EXERCISE:
Your task is to give the entries back exactly, leaving nothing out.

(Data about app and page elements)
%%

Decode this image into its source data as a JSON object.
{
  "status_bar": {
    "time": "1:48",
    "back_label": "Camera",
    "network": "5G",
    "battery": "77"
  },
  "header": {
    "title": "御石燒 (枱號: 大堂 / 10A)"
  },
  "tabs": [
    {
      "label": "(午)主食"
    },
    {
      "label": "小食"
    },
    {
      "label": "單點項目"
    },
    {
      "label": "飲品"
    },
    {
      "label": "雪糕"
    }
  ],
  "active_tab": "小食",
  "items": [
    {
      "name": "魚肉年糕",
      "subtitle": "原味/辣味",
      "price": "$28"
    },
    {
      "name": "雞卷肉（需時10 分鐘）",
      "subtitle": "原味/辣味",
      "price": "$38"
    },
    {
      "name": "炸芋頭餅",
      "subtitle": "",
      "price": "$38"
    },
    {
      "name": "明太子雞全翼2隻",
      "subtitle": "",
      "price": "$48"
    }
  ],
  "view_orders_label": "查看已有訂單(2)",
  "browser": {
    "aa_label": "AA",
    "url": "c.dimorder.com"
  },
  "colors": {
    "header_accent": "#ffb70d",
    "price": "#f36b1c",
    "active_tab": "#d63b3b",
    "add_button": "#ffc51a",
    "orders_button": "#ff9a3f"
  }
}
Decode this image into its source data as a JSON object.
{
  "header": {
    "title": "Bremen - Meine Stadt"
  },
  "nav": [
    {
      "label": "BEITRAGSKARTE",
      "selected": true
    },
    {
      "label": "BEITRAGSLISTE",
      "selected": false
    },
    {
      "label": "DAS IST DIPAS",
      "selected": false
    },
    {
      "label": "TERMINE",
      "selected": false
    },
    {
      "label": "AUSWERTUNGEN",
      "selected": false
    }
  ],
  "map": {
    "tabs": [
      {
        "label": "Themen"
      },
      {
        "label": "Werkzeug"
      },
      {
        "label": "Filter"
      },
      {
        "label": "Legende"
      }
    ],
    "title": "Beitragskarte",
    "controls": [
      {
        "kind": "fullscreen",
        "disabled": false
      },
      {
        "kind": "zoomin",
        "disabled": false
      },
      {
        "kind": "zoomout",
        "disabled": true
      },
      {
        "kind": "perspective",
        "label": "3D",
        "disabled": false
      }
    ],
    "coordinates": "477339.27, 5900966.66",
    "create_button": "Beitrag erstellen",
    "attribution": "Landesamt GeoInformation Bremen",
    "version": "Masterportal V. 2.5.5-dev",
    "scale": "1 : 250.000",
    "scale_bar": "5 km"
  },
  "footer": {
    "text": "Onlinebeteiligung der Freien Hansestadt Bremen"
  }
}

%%

FINAL ANSWER:
Decode this image into its source data as a JSON object.
{
  "status_bar": {
    "time": "1:48",
    "back_label": "Camera",
    "network": "5G",
    "battery": "77"
  },
  "header": {
    "title": "御石燒 (枱號: 大堂 / 10A)"
  },
  "tabs": [
    {
      "label": "(午)主食"
    },
    {
      "label": "小食"
    },
    {
      "label": "單點項目"
    },
    {
      "label": "飲品"
    },
    {
      "label": "雪糕"
    }
  ],
  "active_tab": "小食",
  "items": [
    {
      "name": "魚肉年糕",
      "subtitle": "原味/辣味",
      "price": "$28"
    },
    {
      "name": "雞卷肉（需時10 分鐘）",
      "subtitle": "原味/辣味",
      "price": "$38"
    },
    {
      "name": "炸芋頭餅",
      "subtitle": "",
      "price": "$38"
    },
    {
      "name": "明太子雞全翼2隻",
      "subtitle": "",
      "price": "$48"
    }
  ],
  "view_orders_label": "查看已有訂單(2)",
  "browser": {
    "aa_label": "AA",
    "url": "c.dimorder.com"
  },
  "colors": {
    "header_accent": "#ffb70d",
    "price": "#f36b1c",
    "active_tab": "#d63b3b",
    "add_button": "#ffc51a",
    "orders_button": "#ff9a3f"
  }
}
Decode this image into its source data as a JSON object.
{
  "header": {
    "title": "Bremen - Meine Stadt"
  },
  "nav": [
    {
      "label": "BEITRAGSKARTE",
      "selected": true
    },
    {
      "label": "BEITRAGSLISTE",
      "selected": false
    },
    {
      "label": "DAS IST DIPAS",
      "selected": false
    },
    {
      "label": "TERMINE",
      "selected": false
    },
    {
      "label": "AUSWERTUNGEN",
      "selected": false
    }
  ],
  "map": {
    "tabs": [
      {
        "label": "Themen"
      },
      {
        "label": "Werkzeug"
      },
      {
        "label": "Filter"
      },
      {
        "label": "Legende"
      }
    ],
    "title": "Beitragskarte",
    "controls": [
      {
        "kind": "fullscreen",
        "disabled": false
      },
      {
        "kind": "zoomin",
        "disabled": false
      },
      {
        "kind": "zoomout",
        "disabled": true
      },
      {
        "kind": "perspective",
        "label": "3D",
        "disabled": false
      }
    ],
    "coordinates": "477339.27, 5900966.66",
    "create_button": "Beitrag erstellen",
    "attribution": "Landesamt GeoInformation Bremen",
    "version": "Masterportal V. 2.5.5-dev",
    "scale": "1 : 250.000",
    "scale_bar": "5 km"
  },
  "footer": {
    "text": "Onlinebeteiligung der Freien Hansestadt Bremen"
  }
}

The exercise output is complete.